### GIVEN DATA
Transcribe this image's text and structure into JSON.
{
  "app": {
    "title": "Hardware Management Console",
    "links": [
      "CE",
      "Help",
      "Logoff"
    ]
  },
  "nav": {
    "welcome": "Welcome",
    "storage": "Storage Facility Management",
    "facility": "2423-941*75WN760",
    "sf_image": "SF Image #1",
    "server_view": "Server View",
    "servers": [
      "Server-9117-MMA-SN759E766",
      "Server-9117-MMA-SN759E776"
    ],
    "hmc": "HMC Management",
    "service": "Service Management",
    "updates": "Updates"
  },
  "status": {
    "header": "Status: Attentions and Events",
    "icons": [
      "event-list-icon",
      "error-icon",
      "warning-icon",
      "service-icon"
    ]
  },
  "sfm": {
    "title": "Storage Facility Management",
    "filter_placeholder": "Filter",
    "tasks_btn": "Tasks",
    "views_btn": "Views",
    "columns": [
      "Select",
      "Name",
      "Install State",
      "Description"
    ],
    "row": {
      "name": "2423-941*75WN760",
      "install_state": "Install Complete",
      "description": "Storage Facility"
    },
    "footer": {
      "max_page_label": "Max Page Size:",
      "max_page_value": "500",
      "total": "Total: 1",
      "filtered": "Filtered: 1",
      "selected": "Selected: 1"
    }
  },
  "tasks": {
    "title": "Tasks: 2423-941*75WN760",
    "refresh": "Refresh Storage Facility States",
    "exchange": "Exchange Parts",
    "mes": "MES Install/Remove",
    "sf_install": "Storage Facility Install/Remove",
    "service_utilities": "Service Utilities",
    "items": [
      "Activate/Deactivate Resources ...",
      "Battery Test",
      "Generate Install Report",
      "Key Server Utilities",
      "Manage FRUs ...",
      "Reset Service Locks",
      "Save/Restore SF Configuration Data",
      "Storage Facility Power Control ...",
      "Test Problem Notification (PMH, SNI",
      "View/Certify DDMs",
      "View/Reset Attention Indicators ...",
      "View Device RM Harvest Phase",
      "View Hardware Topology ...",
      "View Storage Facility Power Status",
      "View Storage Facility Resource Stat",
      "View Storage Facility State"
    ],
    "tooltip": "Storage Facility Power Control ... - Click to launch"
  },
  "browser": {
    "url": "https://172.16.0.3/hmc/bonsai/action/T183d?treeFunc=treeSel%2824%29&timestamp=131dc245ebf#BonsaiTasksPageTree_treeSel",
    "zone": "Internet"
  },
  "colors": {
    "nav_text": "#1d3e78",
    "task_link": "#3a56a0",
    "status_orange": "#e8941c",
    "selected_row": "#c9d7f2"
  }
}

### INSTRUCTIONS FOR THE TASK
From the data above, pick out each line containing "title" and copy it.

### EXERCISE OUTPUT
    "title": "Hardware Management Console",
    "title": "Storage Facility Management",
    "title": "Tasks: 2423-941*75WN760",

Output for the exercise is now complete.